Incendiary album-opener ‘Ticking’ delves straight into those feelings of fear and shame. Evocative of Rid Of Me-era PJ Harvey – and powered by the steady thump-thump of a heart-pounding drumbeat – the song mimics its subject matter, steadily growing in intensity before climaxing with thrashing guitars and Karla’s howled stream of consciousness. If ‘Ticking’ recreates the sensation of spiralling, the brutally cacophonous ‘Heavy’ communicates how it feels to be paralysed by anxiety, pairing intrusive thoughts with Surfer Rosa-style guitars.
A ferociously gothic anthem set to rule festival season, ‘Cathedral’ delves into sexuality and Catholic guilt, influenced by Karla’s experiences as a queer woman suffering from internalised homophobia. Likewise, the Paramore-inspired ‘A Wreck (A Mess)’ details her recent diagnosis with ADHD, communicating that nervous energy through its breakneck pace and sudden gear shifts. Meanwhile, ‘Shaking Their Hands’ explores the band’s commitment to their creative vision, evoking Live Through This-era Hole with bluesy Gretsch guitar, before unfurling into an ambitious epic redolent of early Radiohead.
Throughout, Sprints acquit themselves as masters of sugaring the pill, pairing powerhouse punk melodies with razor-sharp lyricism. ‘Adore Adore Adore’ is another case in point: a dark, Distillers-esque romp detailing the unfair standards women are held to in music.
If the buoyant love song ‘Literary Mind’ marks the album’s brightest moment, ‘Shadow Of A Doubt’ is unquestionably its darkest. Recorded in three takes, it features a strikingly vulnerable vocal performance punctuated by jagged breaths, and details suicidal thoughts emanating from past trauma. “Can you help me stop the screams?” Karla begs at the song’s climax, as searing guitars crash in waves around her. And yet, with the title track, the album ends on a note of acceptance, seeing Karla celebrating her autonomy in lines like, "I don't have to take the path that was carved out in front of me."
As she explains, that message lies at the very heart of the album. “No matter what you're born into, or have experienced, there's a way to emerge from this and be happy within yourself.” It’s a hard-won truth that the band hope others will be motivated by, inspiring listeners to use pain as fuel for growth, ultimately unearthing a path to seek contentment.

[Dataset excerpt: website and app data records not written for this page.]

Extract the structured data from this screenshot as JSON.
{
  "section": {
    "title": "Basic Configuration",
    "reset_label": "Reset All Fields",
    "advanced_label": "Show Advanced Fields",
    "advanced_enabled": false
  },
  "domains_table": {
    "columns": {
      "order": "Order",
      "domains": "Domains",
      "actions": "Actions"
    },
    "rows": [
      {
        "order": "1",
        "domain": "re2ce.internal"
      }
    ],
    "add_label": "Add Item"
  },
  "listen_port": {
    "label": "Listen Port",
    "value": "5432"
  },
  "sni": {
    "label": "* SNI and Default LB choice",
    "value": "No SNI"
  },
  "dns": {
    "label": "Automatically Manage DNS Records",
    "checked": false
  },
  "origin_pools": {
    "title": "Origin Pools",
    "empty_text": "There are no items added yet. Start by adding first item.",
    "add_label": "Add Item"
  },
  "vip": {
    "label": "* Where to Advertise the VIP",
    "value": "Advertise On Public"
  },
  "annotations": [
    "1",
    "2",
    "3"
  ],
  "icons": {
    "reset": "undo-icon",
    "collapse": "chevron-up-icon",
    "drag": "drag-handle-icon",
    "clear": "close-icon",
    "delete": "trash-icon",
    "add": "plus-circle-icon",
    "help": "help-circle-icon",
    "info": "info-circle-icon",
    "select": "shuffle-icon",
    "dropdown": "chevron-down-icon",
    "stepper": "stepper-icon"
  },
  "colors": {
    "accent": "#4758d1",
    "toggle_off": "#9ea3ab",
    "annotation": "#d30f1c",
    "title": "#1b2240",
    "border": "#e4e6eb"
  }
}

For though the route to self-acceptance is anything but easy, with pain, passion and perseverance Sprints are proving that anything is possible.